*** Recorded information ***

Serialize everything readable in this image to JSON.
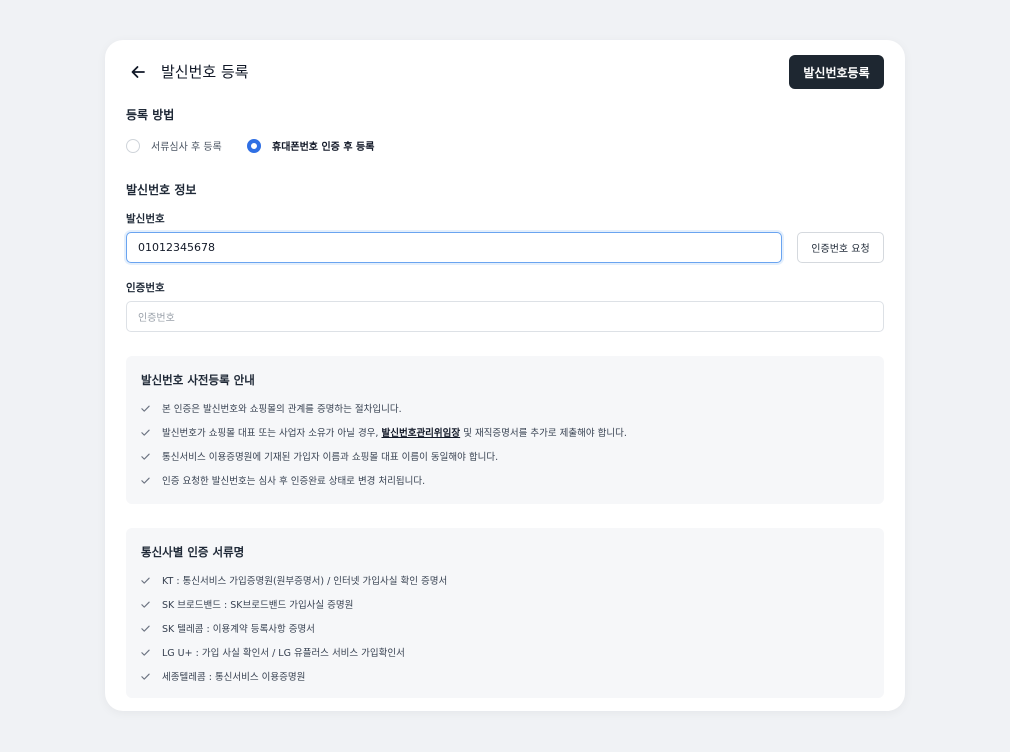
{
  "header": {
    "title": "발신번호 등록",
    "submit_label": "발신번호등록"
  },
  "method": {
    "title": "등록 방법",
    "options": [
      {
        "label": "서류심사 후 등록",
        "selected": false
      },
      {
        "label": "휴대폰번호 인증 후 등록",
        "selected": true
      }
    ]
  },
  "info_section": {
    "title": "발신번호 정보",
    "phone_label": "발신번호",
    "phone_value": "01012345678",
    "request_label": "인증번호 요청",
    "code_label": "인증번호",
    "code_placeholder": "인증번호"
  },
  "notice": {
    "title": "발신번호 사전등록 안내",
    "items": [
      {
        "text": "본 인증은 발신번호와 쇼핑몰의 관계를 증명하는 절차입니다."
      },
      {
        "pre": "발신번호가 쇼핑몰 대표 또는 사업자 소유가 아닐 경우,",
        "link": "발신번호관리위임장",
        "post": "및 재직증명서를 추가로 제출해야 합니다."
      },
      {
        "text": "통신서비스 이용증명원에 기재된 가입자 이름과 쇼핑몰 대표 이름이 동일해야 합니다."
      },
      {
        "text": "인증 요청한 발신번호는 심사 후 인증완료 상태로 변경 처리됩니다."
      }
    ]
  },
  "carrier_docs": {
    "title": "통신사별 인증 서류명",
    "items": [
      "KT : 통신서비스 가입증명원(원부증명서) / 인터넷 가입사실 확인 증명서",
      "SK 브로드밴드 : SK브로드밴드 가입사실 증명원",
      "SK 텔레콤 : 이용계약 등록사항 증명서",
      "LG U+ : 가입 사실 확인서 / LG 유플러스 서비스 가입확인서",
      "세종텔레콤 : 통신서비스 이용증명원"
    ]
  },
  "icons": {
    "back": "arrow-left-icon",
    "check": "check-icon"
  },
  "colors": {
    "primary_button": "#1e2731",
    "radio_selected": "#2f6fe4",
    "input_focus": "#6aa4f0"
  }
}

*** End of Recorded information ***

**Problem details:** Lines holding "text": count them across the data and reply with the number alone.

**The completed task:** 3